Divided into two teams, Team Tortoise and Team Hare, both groups completed the grueling 100-mile course in under 21 hours, raising $6,360 of their $10,000 goal.

“This environment shows a team aspect and an individual aspect,” said Dent. “It coincides with what they do day in and day out. Sometimes they act as a team serving on first sergeants councils and the individual aspect is the first sergeant serving at the squadron level. That’s exactly what that race was, you run as an individual, but you have to count on your team to finish it and that’s what our councils do for Airmen every day.

Their resilience mirrored the everyday challenges faced by Airmen and people worldwide, underscoring their motivation to formerly partner with the Air Force Aid Society and its mission of assisting Airmen, Guardians, and their families.

"AFAS is the organization that stands in the gap for our Airmen, Guardians, and families when they need it most," emphasized Kris McBride, Chief Operating Officer for AFAS. "We are grateful for the generations of Airmen that have given and supported AFAS for the past 80 years."

Established in 1942 as one of four official charities for the U.S. Air Force, AFAS plays a vital role in helping members, active and retired, during the unique challenges of military life. AFAS continues to support Airmen and Guardians through various hardships. Today they have 94 campaign locations, relying primarily on donations for funding.

"When the campaign workers go desk-to-desk telling the stories of our charities, they're telling the very people who can benefit from these four charities," said William D'Avanzo, Department of the Air Force Fundraising Chief. "This is Airmen and Guardians taking care of our own. We won't leave a fellow Airman or Guardian behind, whether on the battlefield or in a financial pinch. This is us, we're a family. We talk about resilience; the Air Force Assistance Fund is resilience in action!"

AFAS provides no-interest loans and/or grants to help meet immediate needs and make a positive step towards a lasting financial solution. Education grants, loans and scholarships are available to dependent children or spouses of Airmen and Guardians, both active duty and retired. AFAS understands the challenges that come with military life and offers targeted community programs to help with such things as childcare, car upkeep and spouse employment education.

“The impact AFAS makes on our Airmen, Guardians and their families is seen on a daily basis,” said Mcbride “From helping service members get home when a loved one passes away or being able to assist families when they are unable to purchase food or cover basic living necessities.
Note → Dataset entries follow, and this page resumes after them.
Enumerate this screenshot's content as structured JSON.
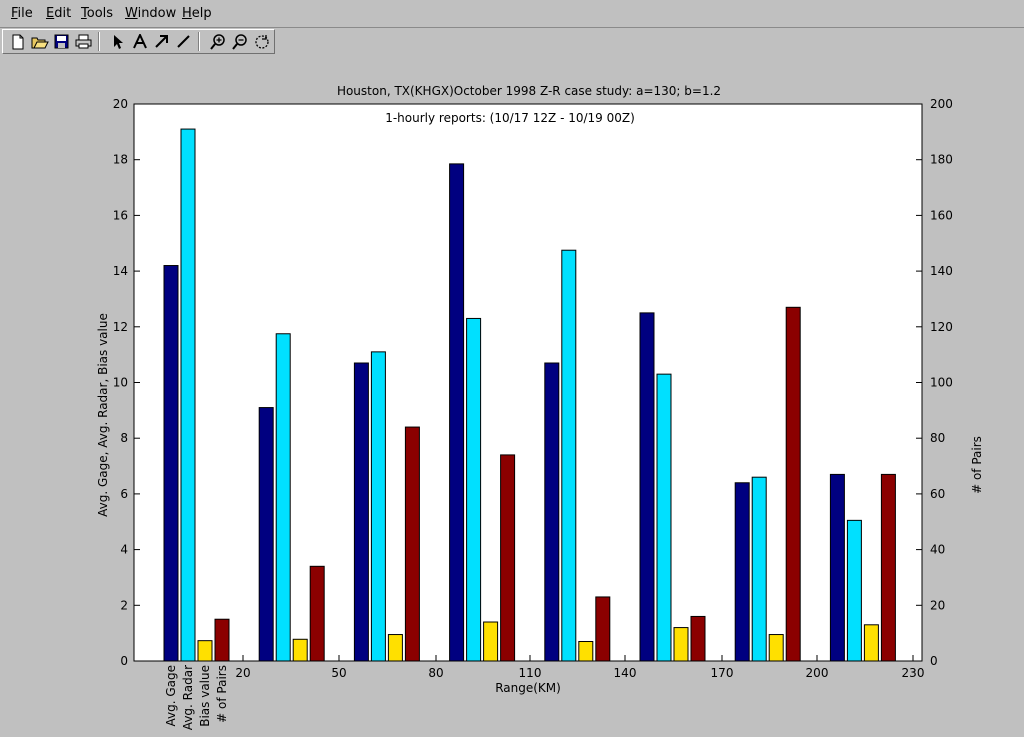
{
  "menu": [
    "File",
    "Edit",
    "Tools",
    "Window",
    "Help"
  ],
  "toolbar": [
    {
      "name": "new-file-icon"
    },
    {
      "name": "open-folder-icon"
    },
    {
      "name": "save-icon"
    },
    {
      "name": "print-icon"
    },
    {
      "name": "arrow-pointer-icon"
    },
    {
      "name": "text-tool-icon"
    },
    {
      "name": "arrow-tool-icon"
    },
    {
      "name": "line-tool-icon"
    },
    {
      "name": "zoom-in-icon"
    },
    {
      "name": "zoom-out-icon"
    },
    {
      "name": "rotate-icon"
    }
  ],
  "chart_data": {
    "type": "bar",
    "title": "Houston, TX(KHGX)October 1998 Z-R case study: a=130; b=1.2",
    "subtitle": "1-hourly reports: (10/17 12Z - 10/19 00Z)",
    "xlabel": "Range(KM)",
    "ylabel": "Avg. Gage, Avg. Radar, Bias value",
    "ylabel_right": "# of Pairs",
    "ylim": [
      0,
      20
    ],
    "ylim_right": [
      0,
      200
    ],
    "yticks": [
      0,
      2,
      4,
      6,
      8,
      10,
      12,
      14,
      16,
      18,
      20
    ],
    "yticks_right": [
      0,
      20,
      40,
      60,
      80,
      100,
      120,
      140,
      160,
      180,
      200
    ],
    "xticks": [
      "20",
      "50",
      "80",
      "110",
      "140",
      "170",
      "200",
      "230"
    ],
    "category_labels": [
      "Avg. Gage",
      "Avg. Radar",
      "Bias value",
      "# of Pairs"
    ],
    "series": [
      {
        "name": "Avg. Gage",
        "axis": "left",
        "color": "#000080",
        "values": [
          14.2,
          9.1,
          10.7,
          17.85,
          10.7,
          12.5,
          6.4,
          6.7
        ]
      },
      {
        "name": "Avg. Radar",
        "axis": "left",
        "color": "#00e0ff",
        "values": [
          19.1,
          11.75,
          11.1,
          12.3,
          14.75,
          10.3,
          6.6,
          5.05
        ]
      },
      {
        "name": "Bias value",
        "axis": "left",
        "color": "#ffe000",
        "values": [
          0.73,
          0.78,
          0.95,
          1.4,
          0.7,
          1.2,
          0.95,
          1.3
        ]
      },
      {
        "name": "# of Pairs",
        "axis": "right",
        "color": "#8b0000",
        "values": [
          15,
          34,
          84,
          74,
          23,
          16,
          127,
          67
        ]
      }
    ],
    "grid": false,
    "legend": "none"
  }
}
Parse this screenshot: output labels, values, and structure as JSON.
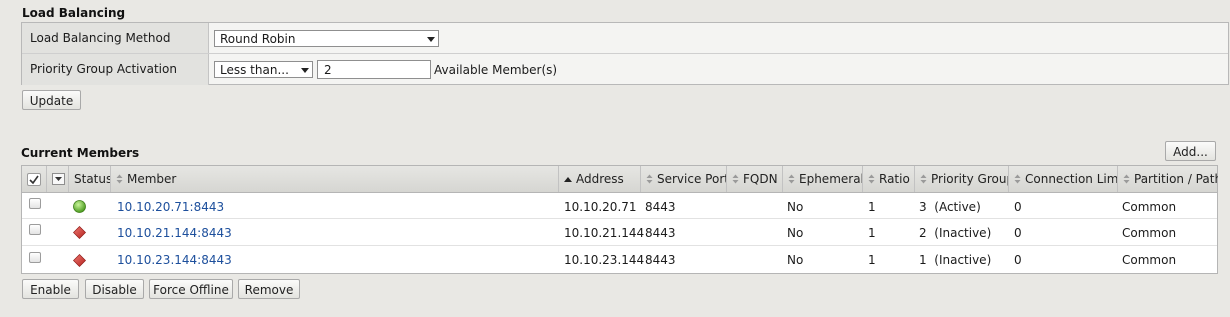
{
  "load_balancing": {
    "title": "Load Balancing",
    "method_label": "Load Balancing Method",
    "method_value": "Round Robin",
    "priority_label": "Priority Group Activation",
    "priority_select": "Less than...",
    "priority_value": "2",
    "available_members_label": "Available Member(s)",
    "update_button": "Update"
  },
  "members": {
    "title": "Current Members",
    "add_button": "Add...",
    "columns": [
      "Status",
      "Member",
      "Address",
      "Service Port",
      "FQDN",
      "Ephemeral",
      "Ratio",
      "Priority Group",
      "Connection Limit",
      "Partition / Path"
    ],
    "rows": [
      {
        "status": "up",
        "status_color": "#5fae2e",
        "member": "10.10.20.71:8443",
        "address": "10.10.20.71",
        "port": "8443",
        "fqdn": "",
        "ephemeral": "No",
        "ratio": "1",
        "priority": "3  (Active)",
        "connection_limit": "0",
        "partition": "Common"
      },
      {
        "status": "down",
        "status_color": "#d2322f",
        "member": "10.10.21.144:8443",
        "address": "10.10.21.144",
        "port": "8443",
        "fqdn": "",
        "ephemeral": "No",
        "ratio": "1",
        "priority": "2  (Inactive)",
        "connection_limit": "0",
        "partition": "Common"
      },
      {
        "status": "down",
        "status_color": "#d2322f",
        "member": "10.10.23.144:8443",
        "address": "10.10.23.144",
        "port": "8443",
        "fqdn": "",
        "ephemeral": "No",
        "ratio": "1",
        "priority": "1  (Inactive)",
        "connection_limit": "0",
        "partition": "Common"
      }
    ],
    "actions": {
      "enable": "Enable",
      "disable": "Disable",
      "force_offline": "Force Offline",
      "remove": "Remove"
    }
  }
}
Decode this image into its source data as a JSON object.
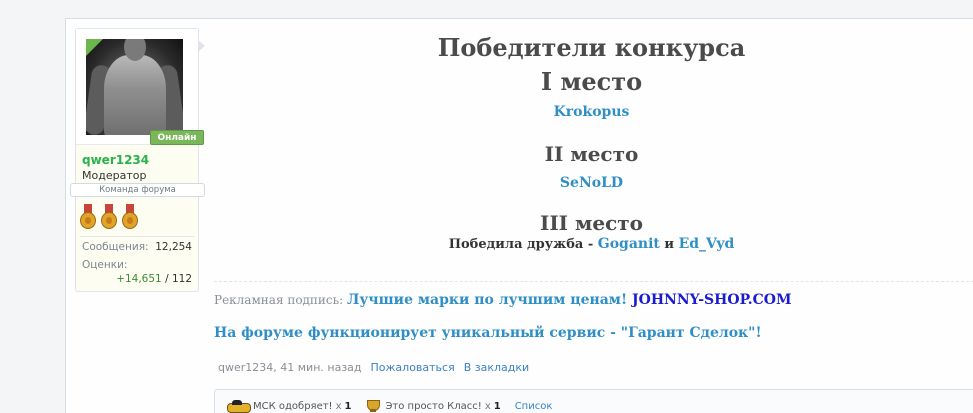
{
  "user": {
    "online_label": "Онлайн",
    "username": "qwer1234",
    "title": "Модератор",
    "team_badge": "Команда форума",
    "stats": [
      {
        "label": "Сообщения:",
        "value": "12,254"
      },
      {
        "label": "Оценки:",
        "value": ""
      }
    ],
    "rating_positive": "+14,651",
    "rating_sep": " / ",
    "rating_total": "112"
  },
  "message": {
    "heading": "Победители конкурса",
    "place1": "I место",
    "winner1": "Krokopus",
    "place2": "II место",
    "winner2": "SeNoLD",
    "place3": "III место",
    "place3_text": "Победила дружба - ",
    "winner3a": "Goganit",
    "and": " и ",
    "winner3b": "Ed_Vyd"
  },
  "signature": {
    "label": "Рекламная подпись: ",
    "link": "Лучшие марки по лучшим ценам!",
    "shop": " JOHNNY-SHOP.COM",
    "line2": "На форуме функционирует уникальный сервис - \"Гарант Сделок\"!"
  },
  "meta": {
    "author_time": "qwer1234, 41 мин. назад",
    "report": "Пожаловаться",
    "bookmark": "В закладки"
  },
  "likes": {
    "items": [
      {
        "label": "МСК одобряет!",
        "x": "x",
        "count": "1",
        "icon": "car-icon"
      },
      {
        "label": "Это просто Класс!",
        "x": "x",
        "count": "1",
        "icon": "cup-icon"
      }
    ],
    "list_link": "Список"
  },
  "colors": {
    "username": "#29b34a",
    "online": "#7ab65a",
    "link": "#2f8fc4",
    "shop": "#1a1ad4"
  }
}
The stories are countless.”

Members can apply for assistance on-line through the AFAS portal at